Maine can enforce its Covid-19 vaccine mandate for health-care workers—which takes effect Oct. 29—without offering an exemption to those who claim the vaccine violates their religious beliefs, a federal judge in the state ruled Wednesday.
Judge Jon D. Levy denied an injunction bid by a group of anonymous health workers, saying they were unlikely to prevail with their claim that top health officials engaged in unconstitutional favoritism by including a medical, but not a religious, exemption.
“Exempting individuals whose health will be threatened if they receive a Covid-19 vaccine is an essential, constituent part of a reasoned public health response to the Covid-19 pandemic,” Levy wrote in a 41-page ruling. “It does not suggest a discriminatory bias against religion.”
The group of Jane and John Does leading the lawsuit filed a notice of appeal within hours.
Like the health workers leading a parallel challenge to New York’s vaccine mandate, they have argued that the Covid-19 vaccines are derived from fetal stem cell research and that a religious exemption in an earlier version of the rule was removed for discriminatory reasons.
Those arguments have so far carried the day—tentatively—in New York, where a federal appeals court is weighing whether to reinstate the mandate after it was temporarily blocked. A hearing before the U.S. Court of Appeals for the Second Circuit was put on hold Wednesday.
But the two mandates are different, Levy wrote for the U.S. District Court for the District of Maine. Crucially, New York’s exemption was eliminated just days before its mandate took effect, and the state retained its religious exemptions for other vaccines, the judge noted.
In Maine, meanwhile, lawmakers in 2019 repealed all vaccine exemptions for health workers without a valid medical reason, and the policy survived a referendum the next year, Levy said. That’s why the religious exemption was removed from the Covid-19 vaccine rule, he found.

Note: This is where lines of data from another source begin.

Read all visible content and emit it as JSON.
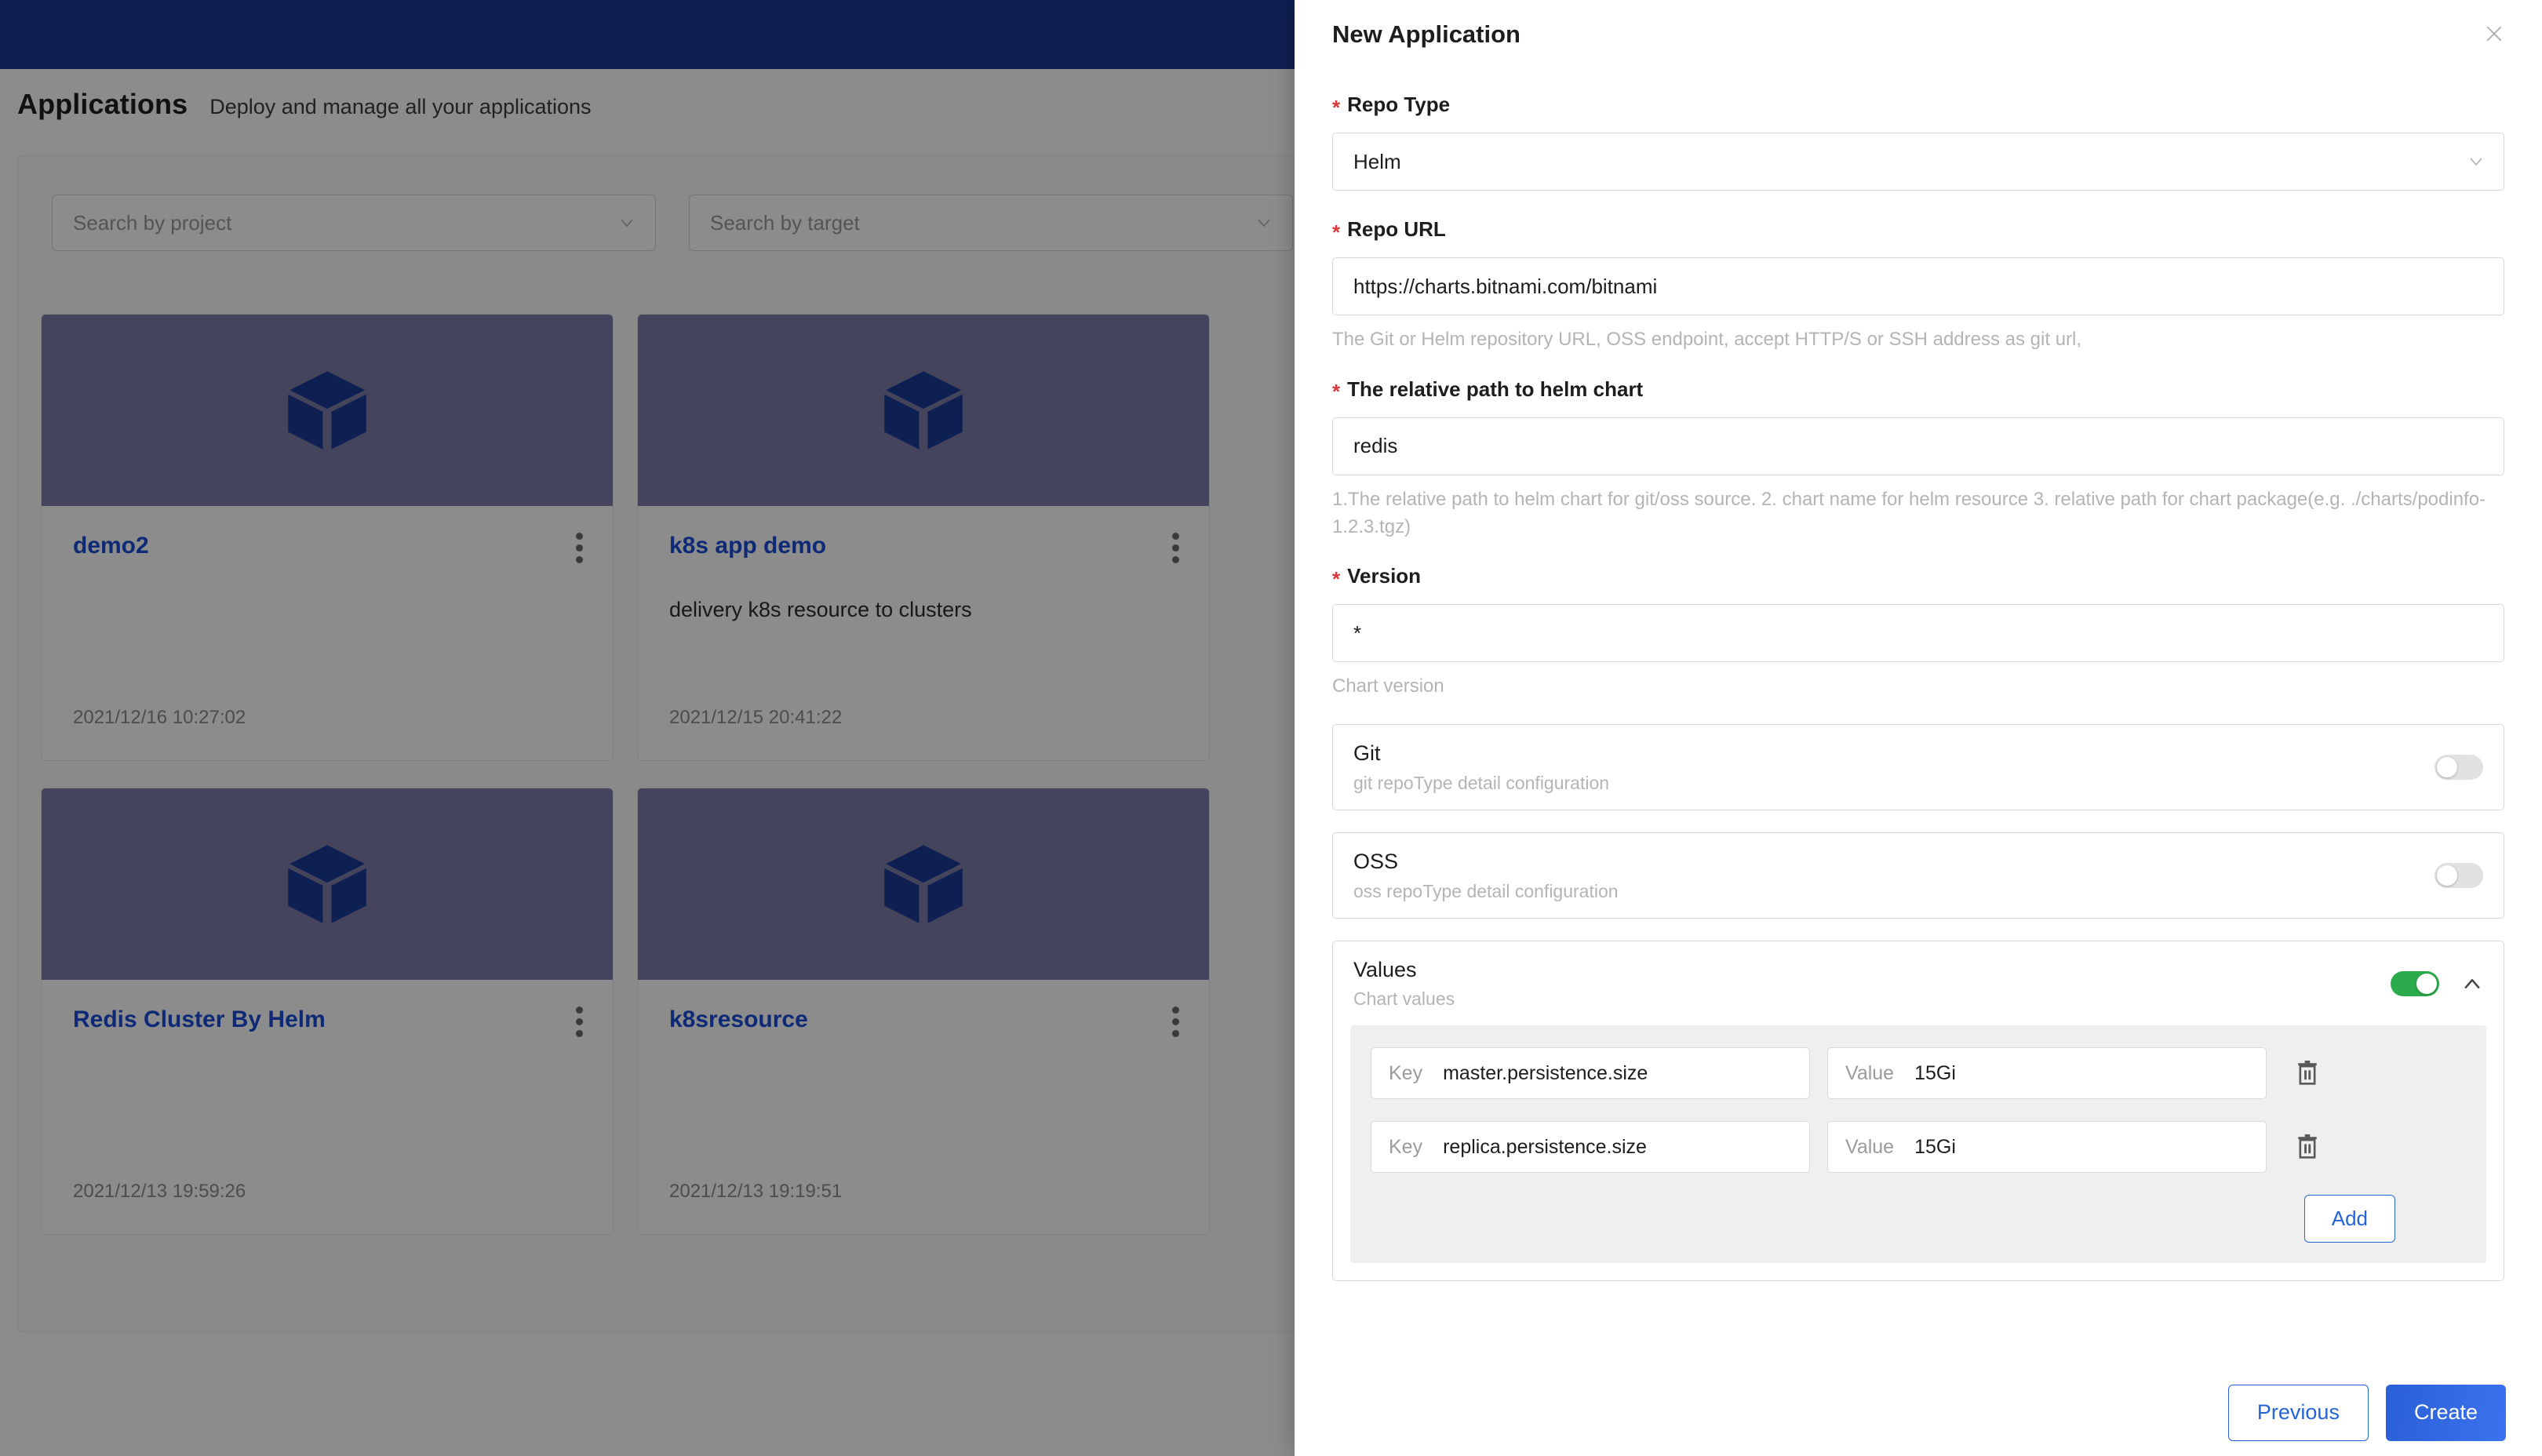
{
  "background": {
    "page_title": "Applications",
    "page_subtitle": "Deploy and manage all your applications",
    "filters": [
      {
        "name": "search-by-project",
        "placeholder": "Search by project"
      },
      {
        "name": "search-by-target",
        "placeholder": "Search by target"
      }
    ],
    "cards": [
      {
        "name": "demo2",
        "description": "",
        "time": "2021/12/16 10:27:02",
        "icon": "cube-icon"
      },
      {
        "name": "k8s app demo",
        "description": "delivery k8s resource to clusters",
        "time": "2021/12/15 20:41:22",
        "icon": "cube-icon"
      },
      {
        "name": "Redis Cluster By Helm",
        "description": "",
        "time": "2021/12/13 19:59:26",
        "icon": "cube-icon"
      },
      {
        "name": "k8sresource",
        "description": "",
        "time": "2021/12/13 19:19:51",
        "icon": "cube-icon"
      }
    ]
  },
  "drawer": {
    "title": "New Application",
    "close_icon": "close-icon",
    "fields": {
      "repo_type": {
        "label": "Repo Type",
        "required_mark": "*",
        "value": "Helm",
        "chevron": "chevron-down-icon"
      },
      "repo_url": {
        "label": "Repo URL",
        "required_mark": "*",
        "value": "https://charts.bitnami.com/bitnami",
        "help": "The Git or Helm repository URL, OSS endpoint, accept HTTP/S or SSH address as git url,"
      },
      "helm_chart_path": {
        "label": "The relative path to helm chart",
        "required_mark": "*",
        "value": "redis",
        "help": "1.The relative path to helm chart for git/oss source. 2. chart name for helm resource 3. relative path for chart package(e.g. ./charts/podinfo-1.2.3.tgz)"
      },
      "version": {
        "label": "Version",
        "required_mark": "*",
        "value": "*",
        "help": "Chart version"
      }
    },
    "sections": [
      {
        "key": "git",
        "title": "Git",
        "subtitle": "git repoType detail configuration",
        "toggle_on": false,
        "toggle_color": "#e2e2e2"
      },
      {
        "key": "oss",
        "title": "OSS",
        "subtitle": "oss repoType detail configuration",
        "toggle_on": false,
        "toggle_color": "#e2e2e2"
      },
      {
        "key": "values",
        "title": "Values",
        "subtitle": "Chart values",
        "toggle_on": true,
        "toggle_color": "#2bab4b",
        "collapse_icon": "chevron-up-icon"
      }
    ],
    "values_rows": [
      {
        "key_label": "Key",
        "key_value": "master.persistence.size",
        "value_label": "Value",
        "value_value": "15Gi",
        "delete_icon": "trash-icon"
      },
      {
        "key_label": "Key",
        "key_value": "replica.persistence.size",
        "value_label": "Value",
        "value_value": "15Gi",
        "delete_icon": "trash-icon"
      }
    ],
    "add_button": "Add",
    "footer": {
      "previous": "Previous",
      "create": "Create"
    }
  },
  "theme": {
    "topbar": "#1b3a94",
    "primary": "#2563d9",
    "link": "#1a4ed8",
    "required": "#d9363e",
    "toggle_on": "#2bab4b",
    "card_thumb": "#7c7faa"
  }
}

“The record establishes that the Maine Legislature’s object in eliminating the religious and philosophical exemptions in 2019 was to further crucial public health goals, and nothing more,” the judge wrote.

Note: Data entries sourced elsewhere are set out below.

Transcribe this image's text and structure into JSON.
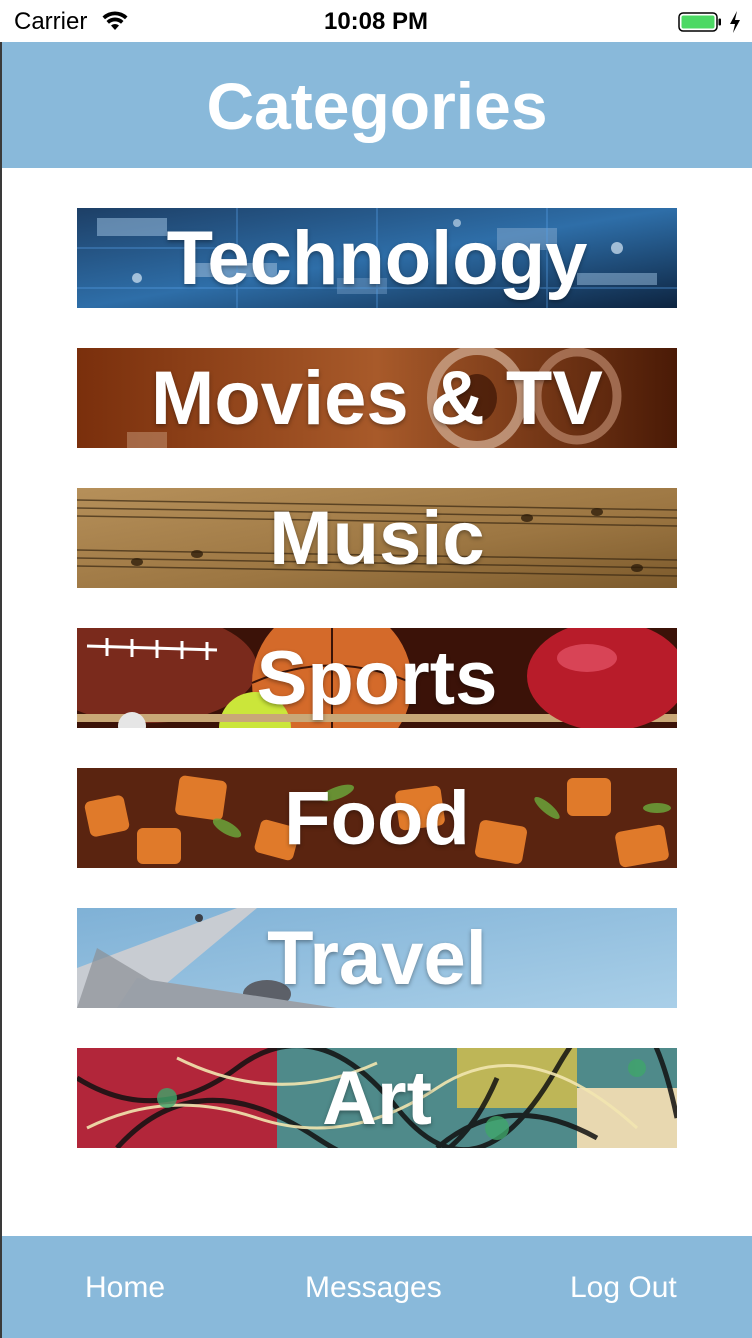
{
  "status_bar": {
    "carrier": "Carrier",
    "time": "10:08 PM",
    "wifi_icon": "wifi-icon",
    "battery_icon": "battery-full-icon",
    "charging_icon": "charging-bolt-icon",
    "battery_color": "#4cd964"
  },
  "header": {
    "title": "Categories",
    "background": "#89b9da"
  },
  "categories": [
    {
      "label": "Technology"
    },
    {
      "label": "Movies & TV"
    },
    {
      "label": "Music"
    },
    {
      "label": "Sports"
    },
    {
      "label": "Food"
    },
    {
      "label": "Travel"
    },
    {
      "label": "Art"
    }
  ],
  "tab_bar": {
    "home": "Home",
    "messages": "Messages",
    "logout": "Log Out",
    "background": "#89b9da"
  }
}
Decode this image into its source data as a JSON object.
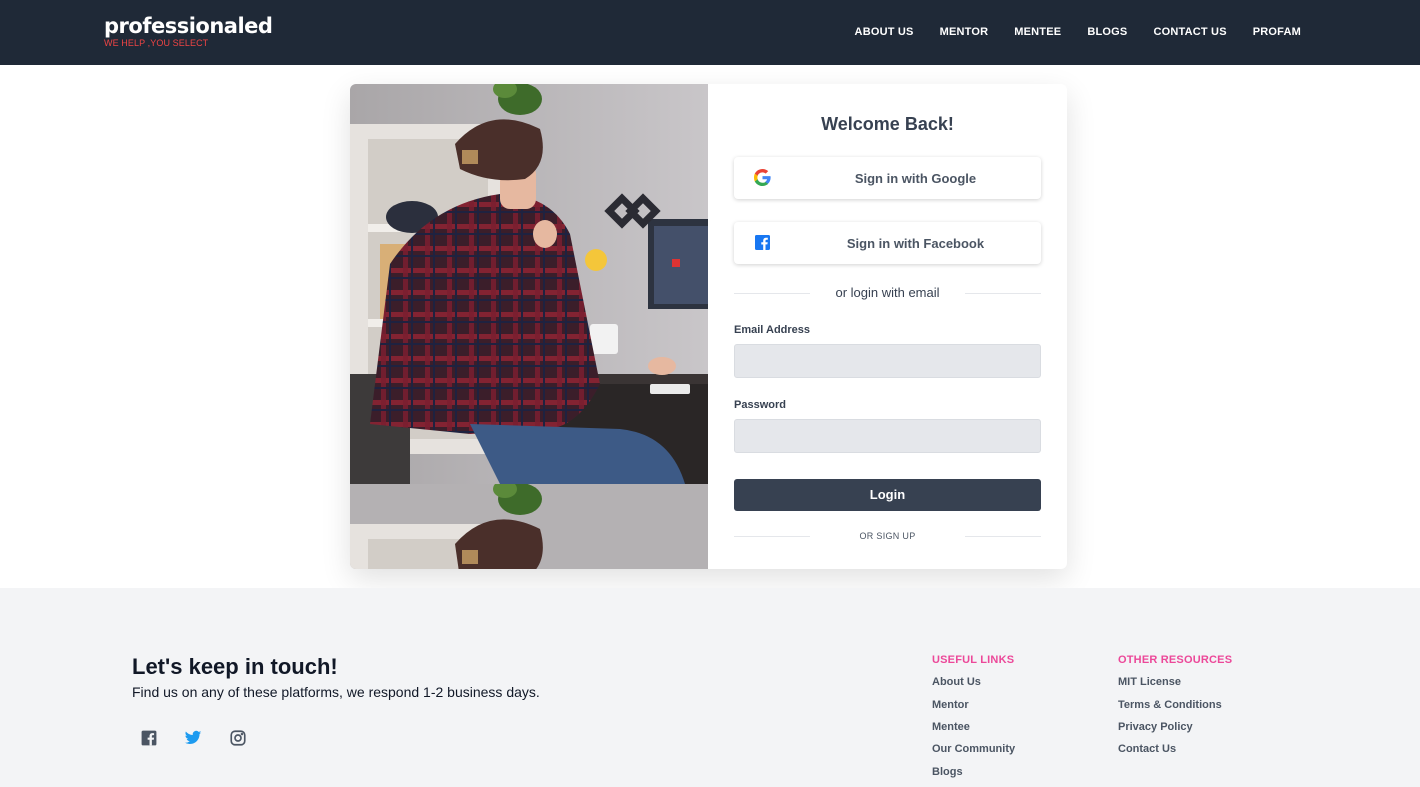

He rejected the idea that the vaccine requirement resembles other restrictions, such as limits on religious gatherings, that the U.S. Supreme Court has struck down over the course of the pandemic.
Worshippers affected by those rules had no other way of performing certain rituals and practices, but health workers who object to the mandate are free to quit, Levy said.

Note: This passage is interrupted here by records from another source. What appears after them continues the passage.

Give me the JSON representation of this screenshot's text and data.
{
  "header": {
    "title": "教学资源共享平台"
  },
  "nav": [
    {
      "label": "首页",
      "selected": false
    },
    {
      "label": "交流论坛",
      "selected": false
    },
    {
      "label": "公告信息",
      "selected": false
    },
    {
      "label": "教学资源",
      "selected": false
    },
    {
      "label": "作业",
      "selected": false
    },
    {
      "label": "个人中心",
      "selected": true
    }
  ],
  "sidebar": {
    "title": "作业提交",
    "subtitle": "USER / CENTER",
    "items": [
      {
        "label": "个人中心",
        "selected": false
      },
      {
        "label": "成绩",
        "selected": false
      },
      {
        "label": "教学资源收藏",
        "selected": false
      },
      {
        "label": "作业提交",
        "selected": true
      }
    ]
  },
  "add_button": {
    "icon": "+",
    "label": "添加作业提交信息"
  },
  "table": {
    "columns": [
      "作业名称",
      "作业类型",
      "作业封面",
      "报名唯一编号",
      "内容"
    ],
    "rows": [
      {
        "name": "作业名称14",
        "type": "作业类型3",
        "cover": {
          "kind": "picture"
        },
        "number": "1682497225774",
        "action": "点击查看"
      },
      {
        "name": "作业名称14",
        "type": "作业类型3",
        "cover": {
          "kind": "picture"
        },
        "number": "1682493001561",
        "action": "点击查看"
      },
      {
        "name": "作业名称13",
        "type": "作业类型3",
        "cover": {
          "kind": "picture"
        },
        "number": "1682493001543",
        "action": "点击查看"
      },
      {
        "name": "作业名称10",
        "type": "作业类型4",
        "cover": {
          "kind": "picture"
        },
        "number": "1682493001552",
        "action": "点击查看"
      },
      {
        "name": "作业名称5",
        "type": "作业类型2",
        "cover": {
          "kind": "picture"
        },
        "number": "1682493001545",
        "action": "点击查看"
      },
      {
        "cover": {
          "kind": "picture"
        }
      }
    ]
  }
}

“The plaintiffs have, in fact, freely exercised their religious beliefs by declining to be vaccinated,” he wrote.
The state has also shown that other, less restrictive approaches—such as masking and testing alone—are insufficient to prevent outbreaks in health care settings, the judge found.
The government officials are represented by the state attorney general’s office. The plaintiffs are represented by Liberty Counsel.
The case is Doe v. Mills, D. Me., No. 21-cv-242, 10/13/21.